I need to see and know—deep, deep down—that woman is just like me in all the ways that really matter. I’m human; she’s human. I’m broken and bent by sin; so is she. I need a Savior; she does, too.
When I talk and text with women who are in a life that looks so very different from mine, this is what I want to remember. This is what I want them to know: you and me, we’re alike in all the ways that matter.
I’ve found it interesting that the more I work with the issue of adult entertainment, the less inclined I am to write about it. Every statistic, every story, every generalization is becoming more personal for me. The women our team members talk with, text with, hang out with, pray with, eat with—they’re not statistics; they’re women.
I rarely write in-depth about my family members on this blog, and when I do, I generally don’t use their names. I don’t want them to become an example or a generalization or even simply a character. I want to protect them; I want to maintain their dignity. I want them to own the rights to their own stories.
That’s how I’m beginning to feel—and not just think—about the women I meet who are in the industry. I need to maintain their dignity as people, and they need to tell their own stories.

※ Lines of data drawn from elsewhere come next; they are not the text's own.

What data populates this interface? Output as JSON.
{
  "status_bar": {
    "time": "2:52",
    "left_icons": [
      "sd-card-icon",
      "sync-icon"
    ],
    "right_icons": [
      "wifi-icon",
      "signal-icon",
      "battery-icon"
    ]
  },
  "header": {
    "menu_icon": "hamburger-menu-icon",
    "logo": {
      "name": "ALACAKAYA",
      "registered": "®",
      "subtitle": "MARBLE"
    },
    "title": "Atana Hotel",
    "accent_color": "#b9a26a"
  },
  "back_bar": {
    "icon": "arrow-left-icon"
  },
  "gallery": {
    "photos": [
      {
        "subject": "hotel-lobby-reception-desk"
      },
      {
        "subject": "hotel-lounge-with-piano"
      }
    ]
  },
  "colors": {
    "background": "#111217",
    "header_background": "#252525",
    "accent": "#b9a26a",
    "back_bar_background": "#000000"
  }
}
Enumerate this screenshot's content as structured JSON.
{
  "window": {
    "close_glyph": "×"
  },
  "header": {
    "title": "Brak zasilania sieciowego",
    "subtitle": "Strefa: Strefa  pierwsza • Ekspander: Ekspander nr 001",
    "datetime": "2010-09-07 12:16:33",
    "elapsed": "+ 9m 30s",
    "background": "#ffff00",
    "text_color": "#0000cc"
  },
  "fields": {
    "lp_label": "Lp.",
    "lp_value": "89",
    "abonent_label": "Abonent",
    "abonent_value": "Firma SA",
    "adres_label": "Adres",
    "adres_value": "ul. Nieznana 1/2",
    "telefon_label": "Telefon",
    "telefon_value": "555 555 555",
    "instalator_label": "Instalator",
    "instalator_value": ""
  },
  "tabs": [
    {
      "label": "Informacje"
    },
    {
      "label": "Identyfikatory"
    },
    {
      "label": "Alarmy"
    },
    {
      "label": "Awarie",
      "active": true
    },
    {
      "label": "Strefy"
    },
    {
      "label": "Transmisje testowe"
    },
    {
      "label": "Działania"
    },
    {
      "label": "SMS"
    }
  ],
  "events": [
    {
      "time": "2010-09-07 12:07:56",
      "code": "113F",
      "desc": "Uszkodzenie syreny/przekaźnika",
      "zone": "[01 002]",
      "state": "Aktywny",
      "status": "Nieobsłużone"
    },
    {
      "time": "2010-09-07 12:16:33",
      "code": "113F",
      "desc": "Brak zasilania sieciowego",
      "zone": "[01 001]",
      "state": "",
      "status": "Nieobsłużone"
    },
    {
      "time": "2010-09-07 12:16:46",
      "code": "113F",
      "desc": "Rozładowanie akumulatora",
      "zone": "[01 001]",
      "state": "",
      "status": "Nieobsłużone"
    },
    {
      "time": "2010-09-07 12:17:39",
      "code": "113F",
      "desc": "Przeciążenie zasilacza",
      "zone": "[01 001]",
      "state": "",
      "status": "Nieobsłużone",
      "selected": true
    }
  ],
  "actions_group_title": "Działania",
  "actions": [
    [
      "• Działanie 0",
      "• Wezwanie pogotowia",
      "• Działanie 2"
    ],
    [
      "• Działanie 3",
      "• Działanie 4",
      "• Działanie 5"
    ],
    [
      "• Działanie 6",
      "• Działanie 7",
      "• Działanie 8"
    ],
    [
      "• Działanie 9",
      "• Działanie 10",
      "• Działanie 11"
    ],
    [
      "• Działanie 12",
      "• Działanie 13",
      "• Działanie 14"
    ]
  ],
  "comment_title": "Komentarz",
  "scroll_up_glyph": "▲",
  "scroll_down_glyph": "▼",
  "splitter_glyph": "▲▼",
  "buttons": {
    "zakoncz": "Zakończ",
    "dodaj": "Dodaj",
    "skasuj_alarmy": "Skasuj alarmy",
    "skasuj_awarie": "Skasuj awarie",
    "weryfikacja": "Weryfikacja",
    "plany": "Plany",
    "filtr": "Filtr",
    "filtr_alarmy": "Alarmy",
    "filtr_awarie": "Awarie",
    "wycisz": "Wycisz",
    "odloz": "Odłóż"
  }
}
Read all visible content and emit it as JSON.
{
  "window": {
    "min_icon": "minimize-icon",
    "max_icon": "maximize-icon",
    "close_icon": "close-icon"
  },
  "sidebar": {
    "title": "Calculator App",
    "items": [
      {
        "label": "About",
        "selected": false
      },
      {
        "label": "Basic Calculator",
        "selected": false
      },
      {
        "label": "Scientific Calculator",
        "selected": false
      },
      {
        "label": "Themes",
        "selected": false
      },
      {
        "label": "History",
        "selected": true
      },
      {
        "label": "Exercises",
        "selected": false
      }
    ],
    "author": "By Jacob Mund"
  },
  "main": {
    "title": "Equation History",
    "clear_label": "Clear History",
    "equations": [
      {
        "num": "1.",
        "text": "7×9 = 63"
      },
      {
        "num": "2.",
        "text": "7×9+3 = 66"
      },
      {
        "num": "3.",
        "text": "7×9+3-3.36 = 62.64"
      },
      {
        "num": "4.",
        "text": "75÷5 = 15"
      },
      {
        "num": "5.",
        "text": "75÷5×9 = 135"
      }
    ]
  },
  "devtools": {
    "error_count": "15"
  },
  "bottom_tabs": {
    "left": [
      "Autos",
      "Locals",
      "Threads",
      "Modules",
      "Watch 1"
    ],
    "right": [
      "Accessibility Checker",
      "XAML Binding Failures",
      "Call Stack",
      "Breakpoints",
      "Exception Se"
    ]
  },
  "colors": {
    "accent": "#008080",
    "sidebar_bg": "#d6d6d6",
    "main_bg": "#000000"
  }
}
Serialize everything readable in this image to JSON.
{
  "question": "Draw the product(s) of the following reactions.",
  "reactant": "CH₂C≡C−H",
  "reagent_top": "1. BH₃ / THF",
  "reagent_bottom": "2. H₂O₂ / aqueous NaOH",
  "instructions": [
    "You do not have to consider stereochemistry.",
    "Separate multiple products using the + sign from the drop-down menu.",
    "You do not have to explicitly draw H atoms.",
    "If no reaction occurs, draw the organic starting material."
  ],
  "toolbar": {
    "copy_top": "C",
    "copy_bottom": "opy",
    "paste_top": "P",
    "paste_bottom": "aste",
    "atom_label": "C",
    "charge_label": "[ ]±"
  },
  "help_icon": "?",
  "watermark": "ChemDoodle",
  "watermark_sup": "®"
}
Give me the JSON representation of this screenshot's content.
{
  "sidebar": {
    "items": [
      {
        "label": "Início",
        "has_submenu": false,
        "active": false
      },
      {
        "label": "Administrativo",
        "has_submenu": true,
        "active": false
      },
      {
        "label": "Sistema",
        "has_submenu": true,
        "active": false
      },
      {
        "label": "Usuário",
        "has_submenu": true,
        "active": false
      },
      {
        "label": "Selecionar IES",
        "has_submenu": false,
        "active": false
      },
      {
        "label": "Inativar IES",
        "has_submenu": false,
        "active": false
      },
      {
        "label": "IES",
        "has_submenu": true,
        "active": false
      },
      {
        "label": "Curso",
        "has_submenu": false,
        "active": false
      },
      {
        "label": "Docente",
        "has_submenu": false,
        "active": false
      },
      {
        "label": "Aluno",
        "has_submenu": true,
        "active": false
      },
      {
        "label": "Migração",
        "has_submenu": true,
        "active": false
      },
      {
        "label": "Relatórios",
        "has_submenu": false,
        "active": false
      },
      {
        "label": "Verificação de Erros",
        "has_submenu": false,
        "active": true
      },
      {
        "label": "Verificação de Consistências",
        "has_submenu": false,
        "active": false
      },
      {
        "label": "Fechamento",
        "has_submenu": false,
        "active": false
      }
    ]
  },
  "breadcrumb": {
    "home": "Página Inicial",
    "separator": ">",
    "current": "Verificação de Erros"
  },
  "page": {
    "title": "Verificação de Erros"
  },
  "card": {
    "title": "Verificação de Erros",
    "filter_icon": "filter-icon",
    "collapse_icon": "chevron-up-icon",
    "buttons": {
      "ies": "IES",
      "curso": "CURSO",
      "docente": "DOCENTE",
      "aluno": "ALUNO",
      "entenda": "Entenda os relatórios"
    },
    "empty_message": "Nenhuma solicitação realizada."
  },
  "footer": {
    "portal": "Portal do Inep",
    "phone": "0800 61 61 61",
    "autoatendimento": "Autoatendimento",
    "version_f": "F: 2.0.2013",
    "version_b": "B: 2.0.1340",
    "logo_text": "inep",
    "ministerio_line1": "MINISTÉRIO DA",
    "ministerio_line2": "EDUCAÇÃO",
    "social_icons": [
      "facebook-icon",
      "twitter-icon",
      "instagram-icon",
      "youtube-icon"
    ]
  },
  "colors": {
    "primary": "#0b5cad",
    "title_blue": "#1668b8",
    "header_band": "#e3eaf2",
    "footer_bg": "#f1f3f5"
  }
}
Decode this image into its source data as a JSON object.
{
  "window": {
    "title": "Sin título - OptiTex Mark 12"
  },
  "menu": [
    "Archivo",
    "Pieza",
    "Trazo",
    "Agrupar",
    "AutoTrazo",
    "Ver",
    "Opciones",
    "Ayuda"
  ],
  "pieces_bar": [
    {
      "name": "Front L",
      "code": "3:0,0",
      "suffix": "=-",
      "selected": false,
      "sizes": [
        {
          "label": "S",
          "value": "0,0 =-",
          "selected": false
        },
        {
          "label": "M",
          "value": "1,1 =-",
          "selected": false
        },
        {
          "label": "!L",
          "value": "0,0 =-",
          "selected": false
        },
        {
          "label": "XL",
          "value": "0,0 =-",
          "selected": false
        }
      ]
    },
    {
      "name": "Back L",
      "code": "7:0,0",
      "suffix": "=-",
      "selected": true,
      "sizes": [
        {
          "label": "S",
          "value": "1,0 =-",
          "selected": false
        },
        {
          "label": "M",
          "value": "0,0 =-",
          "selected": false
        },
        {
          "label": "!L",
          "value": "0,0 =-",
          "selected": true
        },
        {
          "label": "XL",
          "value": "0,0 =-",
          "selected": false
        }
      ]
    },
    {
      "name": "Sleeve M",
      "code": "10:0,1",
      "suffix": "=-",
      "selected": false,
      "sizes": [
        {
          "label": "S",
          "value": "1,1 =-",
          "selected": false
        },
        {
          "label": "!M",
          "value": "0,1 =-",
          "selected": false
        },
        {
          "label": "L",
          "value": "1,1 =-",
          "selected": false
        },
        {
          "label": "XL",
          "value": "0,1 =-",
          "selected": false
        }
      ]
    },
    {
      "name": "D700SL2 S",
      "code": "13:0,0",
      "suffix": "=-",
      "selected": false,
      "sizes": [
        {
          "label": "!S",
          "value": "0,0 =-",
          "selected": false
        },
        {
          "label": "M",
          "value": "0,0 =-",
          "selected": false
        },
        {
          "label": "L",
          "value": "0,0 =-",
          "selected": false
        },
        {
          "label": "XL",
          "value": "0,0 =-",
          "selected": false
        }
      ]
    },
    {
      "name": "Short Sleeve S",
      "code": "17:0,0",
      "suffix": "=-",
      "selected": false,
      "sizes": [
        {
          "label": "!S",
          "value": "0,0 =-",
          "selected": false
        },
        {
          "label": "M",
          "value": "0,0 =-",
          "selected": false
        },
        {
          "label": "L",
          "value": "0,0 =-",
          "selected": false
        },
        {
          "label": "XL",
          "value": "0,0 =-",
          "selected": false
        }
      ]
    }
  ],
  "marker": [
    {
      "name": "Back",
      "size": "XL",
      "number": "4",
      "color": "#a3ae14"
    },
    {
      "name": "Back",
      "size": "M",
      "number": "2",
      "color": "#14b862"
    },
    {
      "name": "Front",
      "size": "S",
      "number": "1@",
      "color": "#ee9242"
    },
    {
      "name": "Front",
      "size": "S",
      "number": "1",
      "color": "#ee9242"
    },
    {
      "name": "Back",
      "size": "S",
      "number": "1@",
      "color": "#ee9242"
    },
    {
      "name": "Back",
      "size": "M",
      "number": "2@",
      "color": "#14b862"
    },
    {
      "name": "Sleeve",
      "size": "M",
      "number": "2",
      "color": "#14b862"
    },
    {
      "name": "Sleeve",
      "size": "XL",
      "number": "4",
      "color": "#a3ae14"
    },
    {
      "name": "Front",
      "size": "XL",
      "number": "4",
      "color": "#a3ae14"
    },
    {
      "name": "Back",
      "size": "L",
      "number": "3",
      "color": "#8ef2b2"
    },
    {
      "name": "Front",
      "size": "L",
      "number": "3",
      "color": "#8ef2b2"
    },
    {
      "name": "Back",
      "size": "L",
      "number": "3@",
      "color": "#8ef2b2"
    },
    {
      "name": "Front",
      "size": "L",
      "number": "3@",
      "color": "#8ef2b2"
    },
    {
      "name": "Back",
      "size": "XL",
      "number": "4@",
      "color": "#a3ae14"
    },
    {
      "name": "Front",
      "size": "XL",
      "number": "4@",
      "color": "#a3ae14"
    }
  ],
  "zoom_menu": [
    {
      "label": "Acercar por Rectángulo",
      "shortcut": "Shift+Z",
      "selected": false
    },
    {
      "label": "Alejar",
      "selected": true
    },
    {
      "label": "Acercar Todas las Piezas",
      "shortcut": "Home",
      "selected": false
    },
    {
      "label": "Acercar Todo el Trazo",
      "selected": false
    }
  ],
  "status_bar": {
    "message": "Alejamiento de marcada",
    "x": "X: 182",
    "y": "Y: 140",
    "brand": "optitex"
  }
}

I’m winding through several points in this blog post to get to a final one: though I don’t write much here on the impact of the adult entertainment industry on women and on our culture or on the issue of racial reconciliation (one that is very personal for my family), that doesn’t mean I don’t care passionately about them. I’ve felt convicted of late that I don’t share this passion enough through my blog. So, even though right now I don’t plan to do more personal writing on these issues, I would like each week or so to share something I’ve encountered about these and/or other issues. The perspectives of the authors/speakers may be very different than mine or yours, but I am praying that as we read and listen, we will be able to let go of our fears of “different”; that we will empathize and step into the shoes of others; that we will be drawn into greater understanding, greater unity, and greater love.